cur-mud-geon: anyone who hates hypocrisy and pretense and has the temerity to say so; anyone with the habit of pointing out unpleasant facts in an engaging and humorous manner
The phrase 'collateral damage' is most often associated with military battles when things adjacent to a target get 'broken'.
There is the potential for collateral damage in the world of healthcare, and we see that playing out today between Aurora, Wisconsin Physician's Service (WPS), Health EOS, and employers and employees. As Aurora has managed to acquire and/or merge its way to the size that it is, it has become a very dominant healthcare entity. It participates in networks (as well as stand-alone relationships), and network access is sold by Health EOS among others. Health EOS, a preferred provider organization, is the product of consolidation/acquisition, as well.

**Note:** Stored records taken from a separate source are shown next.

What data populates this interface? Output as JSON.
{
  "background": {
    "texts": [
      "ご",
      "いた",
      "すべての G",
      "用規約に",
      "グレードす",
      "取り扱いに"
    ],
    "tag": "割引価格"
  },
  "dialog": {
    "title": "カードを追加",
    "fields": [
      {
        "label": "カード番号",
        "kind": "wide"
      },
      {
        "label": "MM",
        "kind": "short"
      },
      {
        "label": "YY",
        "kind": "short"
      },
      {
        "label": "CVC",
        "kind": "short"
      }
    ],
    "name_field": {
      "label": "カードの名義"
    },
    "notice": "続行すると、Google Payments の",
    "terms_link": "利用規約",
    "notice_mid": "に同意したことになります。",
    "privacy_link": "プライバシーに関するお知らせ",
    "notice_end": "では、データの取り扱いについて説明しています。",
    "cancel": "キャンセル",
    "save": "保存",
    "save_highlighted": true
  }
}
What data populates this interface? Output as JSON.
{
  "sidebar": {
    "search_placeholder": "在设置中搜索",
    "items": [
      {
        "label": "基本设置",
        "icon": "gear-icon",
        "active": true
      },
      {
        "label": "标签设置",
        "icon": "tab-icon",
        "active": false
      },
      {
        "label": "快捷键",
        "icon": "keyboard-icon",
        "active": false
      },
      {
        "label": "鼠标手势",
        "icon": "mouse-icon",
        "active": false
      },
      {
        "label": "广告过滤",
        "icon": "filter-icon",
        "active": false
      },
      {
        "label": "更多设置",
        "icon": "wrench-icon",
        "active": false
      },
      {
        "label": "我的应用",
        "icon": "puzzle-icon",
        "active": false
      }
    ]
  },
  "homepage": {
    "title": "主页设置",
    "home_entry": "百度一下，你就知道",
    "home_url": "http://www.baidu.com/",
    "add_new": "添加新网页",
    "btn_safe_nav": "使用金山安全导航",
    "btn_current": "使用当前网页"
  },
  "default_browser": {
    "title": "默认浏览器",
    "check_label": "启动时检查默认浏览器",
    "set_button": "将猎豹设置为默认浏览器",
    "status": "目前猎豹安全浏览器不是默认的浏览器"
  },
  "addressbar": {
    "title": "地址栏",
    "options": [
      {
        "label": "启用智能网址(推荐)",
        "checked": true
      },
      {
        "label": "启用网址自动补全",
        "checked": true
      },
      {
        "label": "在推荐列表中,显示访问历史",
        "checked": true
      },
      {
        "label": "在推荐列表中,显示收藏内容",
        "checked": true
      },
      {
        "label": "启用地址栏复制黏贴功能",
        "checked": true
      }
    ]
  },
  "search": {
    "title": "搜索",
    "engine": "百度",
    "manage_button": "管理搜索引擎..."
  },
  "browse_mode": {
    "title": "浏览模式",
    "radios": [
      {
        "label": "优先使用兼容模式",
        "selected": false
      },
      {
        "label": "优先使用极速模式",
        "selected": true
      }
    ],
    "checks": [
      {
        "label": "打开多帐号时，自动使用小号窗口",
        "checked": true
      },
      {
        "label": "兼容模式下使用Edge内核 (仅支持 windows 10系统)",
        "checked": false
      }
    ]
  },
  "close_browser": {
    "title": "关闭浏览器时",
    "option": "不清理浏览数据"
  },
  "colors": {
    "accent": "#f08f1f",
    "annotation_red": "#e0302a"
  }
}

WPS and Aurora have been involved in a legal battle for some time now, and some of that 'battle' has leached into what we might call the very real world of day-to-day healthcare. An earlier suit between the two entities was settled in early 2007. WPS brought a new suit naming both Aurora and Health EOS in mid-January claiming that Aurora was interfering with WPS in its contract with Health EOS.
WPS is claiming that Aurora has asked that Health EOS not permit WPS patients' access to the Aurora hospitals and physicians at the preferred pricing that has been negotiated between Health EOS and Aurora. WPS has a contract with the employer, Milwaukee County in this instance, that provides for County employees and their dependents to use the Health EOS network of which Aurora is a part.
When the elephants of the new consolidated healthcare world dance, employers and employees and dependents can be 'trampled'.
We all understood that legal issues tend to play out over a lengthy period of time as each side works with its attorneys and the legal system. An Aurora or a WPS can sustain this lengthy legal maneuvering, but the covered employee needs the care today or tomorrow. You can imagine how disconcerting these news items are to those who wonder if they're going to be covered and, if so, at what price. The union leaders and the employers involved become very concerned because their telephones are going crazy with calls from the members/employees.
As healthcare consolidation continues, there are fewer, but larger organizations left in the wake. If we get down to a couple of major healthcare organizations, the choices that used to exist become severely limited. Collateral damage seems bound to occur more often and/or with more severity in that new world as the 'elephants' parry and thrust to gain market share, acquire the few remaining independent targets, and so on.
It is one thing when large companies struggle with each other in the competitive marketplace, but entirely another when we see the patients caught between. We talk of unintended consequences often; this is one of those. This outcome may have been thought about but it was not the desired result. Yet, it can hurt people just the same as it would had it been intended.